Working there, me and my husband noticed that the older Mexican customers were always asking about seafood; fish, shrimp, oysters, even octopus. And Armando and I were missing it, too. And not just seafood, but things like tortas (Mexican sandwiches). Or steak, real Mexican steak. And you couldn’t get it here. We remembered the food we’d eaten back in Acapulco, and we missed it, too.”
Enedina and Armando worked at Mexico for six years. Then the woman who owned the site of the current San Luis I decided she wanted to sell her place at 1503 W. Lee Street (now Gate City Boulevard). “She pretty much ran this place by herself, and it was very hard for her. Plus, she had a food truck, and not only was that easier, but it made her more money. So she decided to sell.”
Friends and relatives cautioned Enedina and Armando against buying. “They said ‘don’t you do it!’, that we’d go bankrupt and lose our savings.” But buy it they did in 2000. The first two years were hard. “We were working here 7 am to 2 am, every day of the year. We would only be home to sleep and shower. Now we have more time off, because we have more staff than we used to, but back then, nada. That’s why we didn’t have any kids until we’d been in business for two years. There was no time to make children.”
Instead, they concentrated on making food. “Armando and his brother remembered what we’d eaten back in Acapulco, and we made a big notebook of recipes and took it to Kinko’s and copied it. Everything about running the restaurant, we learned at Mexico, but the cooking, it was all stuff from back home. We also made so many flyers, and would put them up all over after we closed. So when we weren’t here, or sleeping, or showering, or putting up flyers, we were at Kinko’s.”
The hard work – and the good, authentic food – paid off. In 2006, they opened San Luis II at 4207 Gate City Boulevard (I’ve never eaten there, but my editor swears by it) and Casa Vallarta at 2195 Battleground. In 2012, San Luis III opened at 144 Westchester Drive in High Point. Armando runs San Luis II and his brother Jose runs San Luis 3. “And at Casa Vallarta, I have two brothers, and Armando has one sister who helps there. So it’s a family affair.”
And her family has grown, as eventually there was time for that. Enedina has a 14 year old son, Omar, and 12 year old twins, Karen and Elena. But she still spends much of her time at the place she’s work so hard to make the success it is.

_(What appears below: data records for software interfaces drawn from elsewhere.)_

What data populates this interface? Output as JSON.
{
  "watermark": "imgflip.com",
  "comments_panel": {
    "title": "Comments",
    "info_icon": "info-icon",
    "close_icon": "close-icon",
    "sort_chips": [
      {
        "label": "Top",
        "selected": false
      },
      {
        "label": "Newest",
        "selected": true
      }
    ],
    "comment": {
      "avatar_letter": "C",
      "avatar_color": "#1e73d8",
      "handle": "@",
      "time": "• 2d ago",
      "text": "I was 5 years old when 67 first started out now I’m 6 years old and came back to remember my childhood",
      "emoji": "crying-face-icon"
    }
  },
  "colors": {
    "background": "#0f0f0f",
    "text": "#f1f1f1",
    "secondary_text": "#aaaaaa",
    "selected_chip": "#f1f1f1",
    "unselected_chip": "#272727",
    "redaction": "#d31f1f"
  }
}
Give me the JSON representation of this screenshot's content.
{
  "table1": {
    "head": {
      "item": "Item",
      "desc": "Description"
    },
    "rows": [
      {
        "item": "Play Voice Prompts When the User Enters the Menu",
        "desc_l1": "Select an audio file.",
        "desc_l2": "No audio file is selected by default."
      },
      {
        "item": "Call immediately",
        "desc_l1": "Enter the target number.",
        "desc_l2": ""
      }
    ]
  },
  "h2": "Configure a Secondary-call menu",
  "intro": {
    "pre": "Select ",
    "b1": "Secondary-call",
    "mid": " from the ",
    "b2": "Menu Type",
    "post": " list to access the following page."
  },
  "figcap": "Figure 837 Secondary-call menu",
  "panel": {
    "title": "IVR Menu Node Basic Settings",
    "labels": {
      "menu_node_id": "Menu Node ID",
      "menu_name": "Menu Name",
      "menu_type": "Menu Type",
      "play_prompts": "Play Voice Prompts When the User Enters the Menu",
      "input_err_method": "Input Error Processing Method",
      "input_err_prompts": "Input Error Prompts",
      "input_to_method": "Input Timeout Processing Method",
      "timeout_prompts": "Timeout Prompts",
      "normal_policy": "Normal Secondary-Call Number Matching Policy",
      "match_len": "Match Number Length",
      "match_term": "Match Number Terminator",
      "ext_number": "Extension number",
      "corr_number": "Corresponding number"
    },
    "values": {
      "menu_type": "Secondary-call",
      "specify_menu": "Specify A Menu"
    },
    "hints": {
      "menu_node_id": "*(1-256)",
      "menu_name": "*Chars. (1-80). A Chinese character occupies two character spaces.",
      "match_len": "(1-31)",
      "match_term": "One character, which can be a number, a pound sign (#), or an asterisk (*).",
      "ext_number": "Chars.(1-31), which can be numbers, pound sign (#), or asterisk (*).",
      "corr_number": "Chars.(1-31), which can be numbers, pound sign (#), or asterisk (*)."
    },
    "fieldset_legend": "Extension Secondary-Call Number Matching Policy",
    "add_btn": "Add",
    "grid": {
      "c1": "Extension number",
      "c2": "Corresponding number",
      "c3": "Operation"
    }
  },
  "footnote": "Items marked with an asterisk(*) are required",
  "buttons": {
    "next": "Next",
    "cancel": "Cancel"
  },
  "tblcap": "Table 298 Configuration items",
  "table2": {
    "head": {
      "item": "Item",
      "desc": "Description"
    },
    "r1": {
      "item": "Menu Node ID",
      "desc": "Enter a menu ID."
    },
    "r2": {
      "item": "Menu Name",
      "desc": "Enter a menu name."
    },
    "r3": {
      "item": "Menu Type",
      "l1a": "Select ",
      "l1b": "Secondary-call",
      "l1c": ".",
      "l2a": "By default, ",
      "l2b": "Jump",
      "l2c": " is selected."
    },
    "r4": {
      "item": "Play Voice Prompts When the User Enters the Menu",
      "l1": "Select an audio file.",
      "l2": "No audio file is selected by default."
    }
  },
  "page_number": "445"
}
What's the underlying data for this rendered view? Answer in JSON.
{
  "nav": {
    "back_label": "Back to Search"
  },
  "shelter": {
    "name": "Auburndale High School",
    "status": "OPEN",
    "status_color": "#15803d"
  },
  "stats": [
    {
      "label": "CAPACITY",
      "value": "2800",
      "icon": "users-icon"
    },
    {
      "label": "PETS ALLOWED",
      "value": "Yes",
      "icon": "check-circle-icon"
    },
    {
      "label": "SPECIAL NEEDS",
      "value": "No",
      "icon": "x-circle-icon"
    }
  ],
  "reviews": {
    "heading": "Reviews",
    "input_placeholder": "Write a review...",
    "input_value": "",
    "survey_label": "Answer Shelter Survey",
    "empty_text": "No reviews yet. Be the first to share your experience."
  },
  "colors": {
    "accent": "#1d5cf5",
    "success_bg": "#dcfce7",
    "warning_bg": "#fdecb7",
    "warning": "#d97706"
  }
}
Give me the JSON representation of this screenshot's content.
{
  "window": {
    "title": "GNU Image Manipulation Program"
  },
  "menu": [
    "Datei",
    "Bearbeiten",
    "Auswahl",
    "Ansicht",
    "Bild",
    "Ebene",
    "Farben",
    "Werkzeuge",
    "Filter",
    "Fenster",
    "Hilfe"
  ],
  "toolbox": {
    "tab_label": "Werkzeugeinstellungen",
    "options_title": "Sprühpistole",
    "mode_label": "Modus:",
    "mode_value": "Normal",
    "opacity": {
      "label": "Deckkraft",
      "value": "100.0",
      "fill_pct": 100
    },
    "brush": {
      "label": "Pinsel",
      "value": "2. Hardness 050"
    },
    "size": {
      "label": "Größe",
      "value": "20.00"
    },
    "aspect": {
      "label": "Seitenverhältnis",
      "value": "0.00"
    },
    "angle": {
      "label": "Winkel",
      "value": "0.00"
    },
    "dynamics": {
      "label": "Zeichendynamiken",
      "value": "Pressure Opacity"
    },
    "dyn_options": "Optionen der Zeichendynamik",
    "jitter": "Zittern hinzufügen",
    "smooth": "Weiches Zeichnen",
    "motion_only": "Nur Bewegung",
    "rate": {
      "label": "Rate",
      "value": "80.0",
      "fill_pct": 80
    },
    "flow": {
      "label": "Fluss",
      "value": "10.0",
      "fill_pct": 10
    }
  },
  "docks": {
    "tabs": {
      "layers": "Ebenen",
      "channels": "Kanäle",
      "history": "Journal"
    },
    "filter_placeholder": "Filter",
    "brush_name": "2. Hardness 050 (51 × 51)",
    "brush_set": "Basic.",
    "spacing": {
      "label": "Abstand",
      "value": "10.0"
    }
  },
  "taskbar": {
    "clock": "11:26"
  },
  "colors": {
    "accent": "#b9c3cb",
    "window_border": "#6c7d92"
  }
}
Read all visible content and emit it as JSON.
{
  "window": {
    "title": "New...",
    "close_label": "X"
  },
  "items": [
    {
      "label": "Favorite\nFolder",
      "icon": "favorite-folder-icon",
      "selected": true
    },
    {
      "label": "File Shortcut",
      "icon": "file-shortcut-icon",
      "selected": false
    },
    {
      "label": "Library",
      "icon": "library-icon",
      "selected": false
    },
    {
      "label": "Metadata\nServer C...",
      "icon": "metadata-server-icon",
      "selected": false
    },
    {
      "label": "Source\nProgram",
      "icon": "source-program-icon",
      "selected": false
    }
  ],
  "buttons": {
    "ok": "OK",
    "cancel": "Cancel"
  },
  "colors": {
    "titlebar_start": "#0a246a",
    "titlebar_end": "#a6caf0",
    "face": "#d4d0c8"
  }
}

Which, ¡Ay no!, may be moving soon. But not far, reassures Enedina. “We want to stay around here. We’ve really benefited from the students, and the people who’ve been doing the construction, and the people who work downtown and come here for lunch and then come back with their families on weekend nights, like that birthday party over there. We don’t want to go far. But we want to own our place, and our landlord Kosmos, he lives in Greece and doesn’t want to sell, he just wants to keep collecting rent.”
Enedina wants to make sure everyone knows she’s not just proud of her seafood, such as the whole fried fish and the oysters and the excellent ceviche tostada and campechana (traditional seafood cocktail with shrimp, oysters, and octopus) and the various shrimp dishes and the delicious jumbo soup with shrimp, clams, fish, octopus and crab legs and the huge mixed platter. “Lots of people tell us we have the best steak in town We’re very proud of our beef. You couldn’t get beef like that in a Mexican restaurant when we came here.”
But when I ask her what’s the one thing she would add if she could just shake a magic wand and add something to the menu, her eyes light up. “Lobster!”
Wanna go? San Luis is open seven days a week, 11 a.m. to 10 p.m. Their menu can be viewed at www.sanluisrestaurant.com.